|类型/形式：||Criticism, interpretation, etc
|提及的人：||Guy de Maupassant; Guy de Maupassant; Guy de Maupassant; Guy de Maupassant; Guy de Maupassant|
|材料类型：||政府刊物, 州政府或者省政府刊物, 互联网资源|
|描述：||viii, 230 pages ; 24 cm|
|内容：||A Theory on Conte and Structure --
Maupassant and Short-Story Structure --
1. Maupassant and the Simpler Structures of the Short Story --
The Linear Short Story --
The Ironic Coda --
The Surprise-Inversion Story --
The Loop --
2. Maupassant and the More Complex Structures of the Short Story --
The Descending Helical --
The Contrast Story --
The Sinusoidal Story --
3. Maupassant and the American Mainstream --
Maupassant and Bierce --
Maupassant and O. Henry --
4. Maupassant and Chopin --
The Early Stories --
The Translations --
Descending Helicals and the Later Stories --
Sinusoidals and the Later Stories --
5. Maupassant and James --
The Reluctant Disciple --
James and the Contrast Story --
James and the Descending Helical.
Maupassant and the American Short Story isolates and develops more fully than any previous study the impact of Maupassant's work on the writing of Ambrose Bierce, O. Henry, Kate Chopin, and Henry James. It introduces a new perspective to assess their canons, reviving the importance of many often-ignored stories and, in the cases of Maupassant and O. Henry, reasserting the necessity of studying such writers to understand the history of the genre. An important moment in the history of the short story occurred with the American misreading of Maupassant's use of story structure. Before the turn of the century, Jonathan Sturges and others published mostly surprise-inversion tales in translation. Especially inspiring Bierce and O. Henry, this skewed sample implied to American writers that Maupassant constructed such plots exclusively. Only a few writers, such as James and Chopin, both of whom read Maupassant in French, appreciated his deft handling of form more fully. Their vision and the impact of Maupassant upon their fiction was largely ignored by later generations of writers who preferred to associate Maupassant and O. Henry with the "trick ending" story. This book details the origins and consequences of this misperception. The book further contributes to the study of the short-story genre. Through an adaptation of Aristotelian concepts, Richard Fusco proposes an original approach to short-story structure, defining and developing seven categories of textual formulas: linear, ironic coda, surprise-inversion, loop, descending helical, contrast, and sinusoidal. As a practitioner of all these forms, Maupassant established his mastery of the genre. By studying his use of form, the book asserts a major reason for his pivotal importance in the historical development of the short story.
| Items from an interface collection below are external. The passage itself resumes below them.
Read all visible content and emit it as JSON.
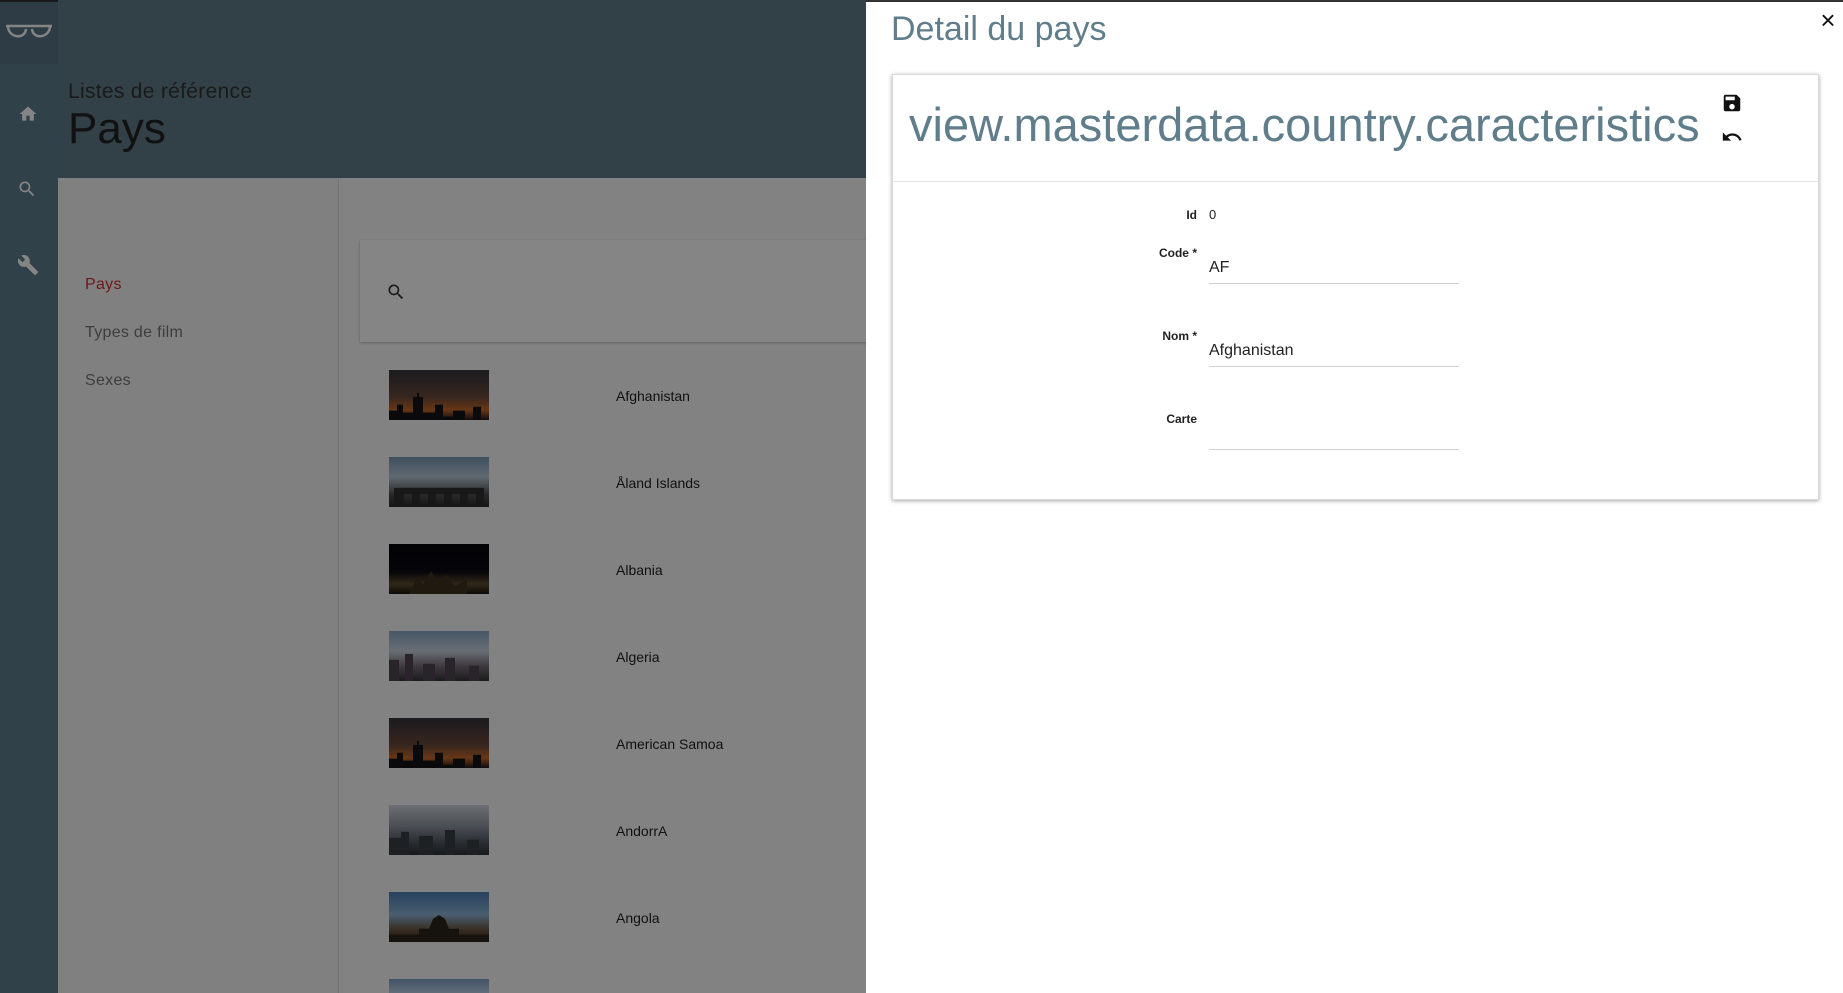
{
  "rail": {
    "logo_icon": "glasses-icon",
    "items": [
      {
        "icon": "home-icon"
      },
      {
        "icon": "search-icon"
      },
      {
        "icon": "wrench-icon"
      }
    ]
  },
  "header": {
    "subtitle": "Listes de référence",
    "title": "Pays"
  },
  "sidenav": {
    "items": [
      {
        "label": "Pays",
        "active": true
      },
      {
        "label": "Types de film",
        "active": false
      },
      {
        "label": "Sexes",
        "active": false
      }
    ]
  },
  "search": {
    "icon": "search-icon"
  },
  "countries": [
    {
      "name": "Afghanistan"
    },
    {
      "name": "Åland Islands"
    },
    {
      "name": "Albania"
    },
    {
      "name": "Algeria"
    },
    {
      "name": "American Samoa"
    },
    {
      "name": "AndorrA"
    },
    {
      "name": "Angola"
    },
    {
      "name": ""
    }
  ],
  "panel": {
    "title": "Detail du pays",
    "close_label": "×",
    "card_title": "view.masterdata.country.caracteristics",
    "actions": {
      "save_icon": "save-icon",
      "undo_icon": "undo-icon"
    },
    "fields": {
      "id": {
        "label": "Id",
        "value": "0"
      },
      "code": {
        "label": "Code *",
        "value": "AF"
      },
      "nom": {
        "label": "Nom *",
        "value": "Afghanistan"
      },
      "carte": {
        "label": "Carte",
        "value": ""
      }
    }
  },
  "colors": {
    "rail": "#5f7e8f",
    "accent": "#607d8b",
    "active_nav": "#d32f2f"
  }
}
- Short stories, American -- History and criticism.
- Maupassant, Guy de, -- 1850-1893 -- Influence.
- American fiction -- French influences.
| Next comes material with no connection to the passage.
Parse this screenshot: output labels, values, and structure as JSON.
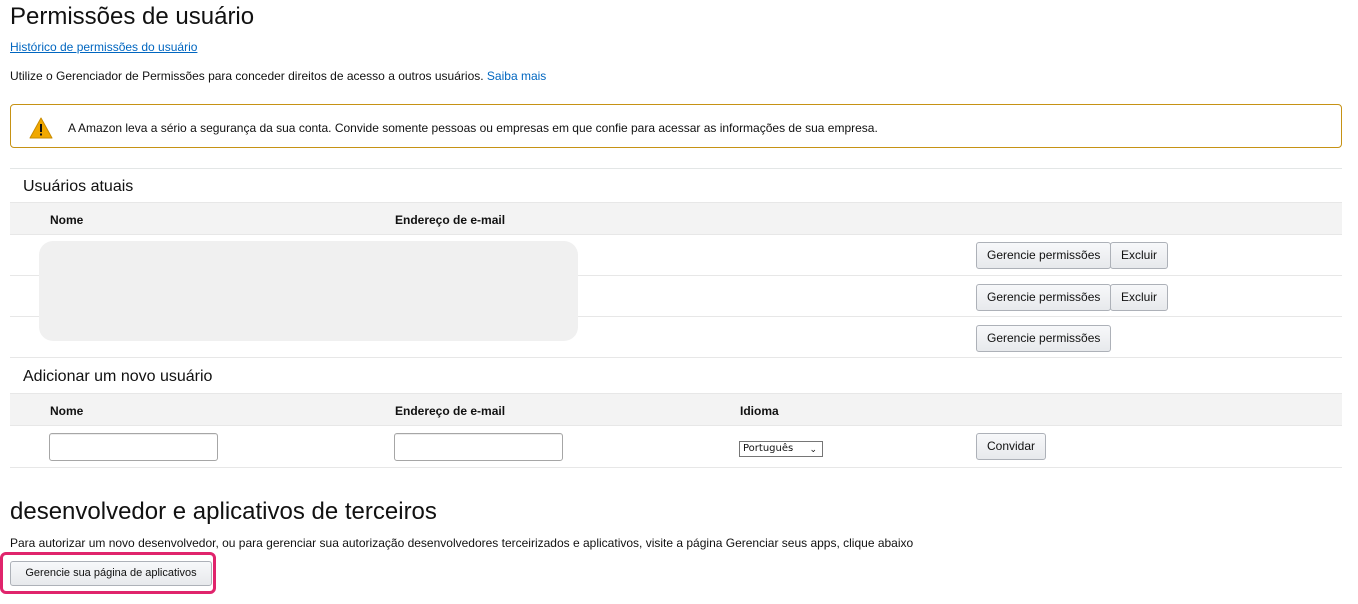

- Literary form -- History -- 19th century.
- Short story.
- Maupassant, Guy de, -- 1850-1893 -- Et les nouvelles américaines.
- Nouvelles américaines -- Histoire et critique.
- Nouvelles américaines -- Influence française.
- Genres littéraires.
- Maupassant, Guy de, -- 1850-1893
- Influence (Literary, artistic, etc.)
- Literary form.
- Short stories, American.
- Maupassant, Guy de.
- American fiction -- French influences
- Literary form -- History -- 19th century
- Maupassant, Guy de -- Influence
- Short stories, American -- History and criticism
- Short story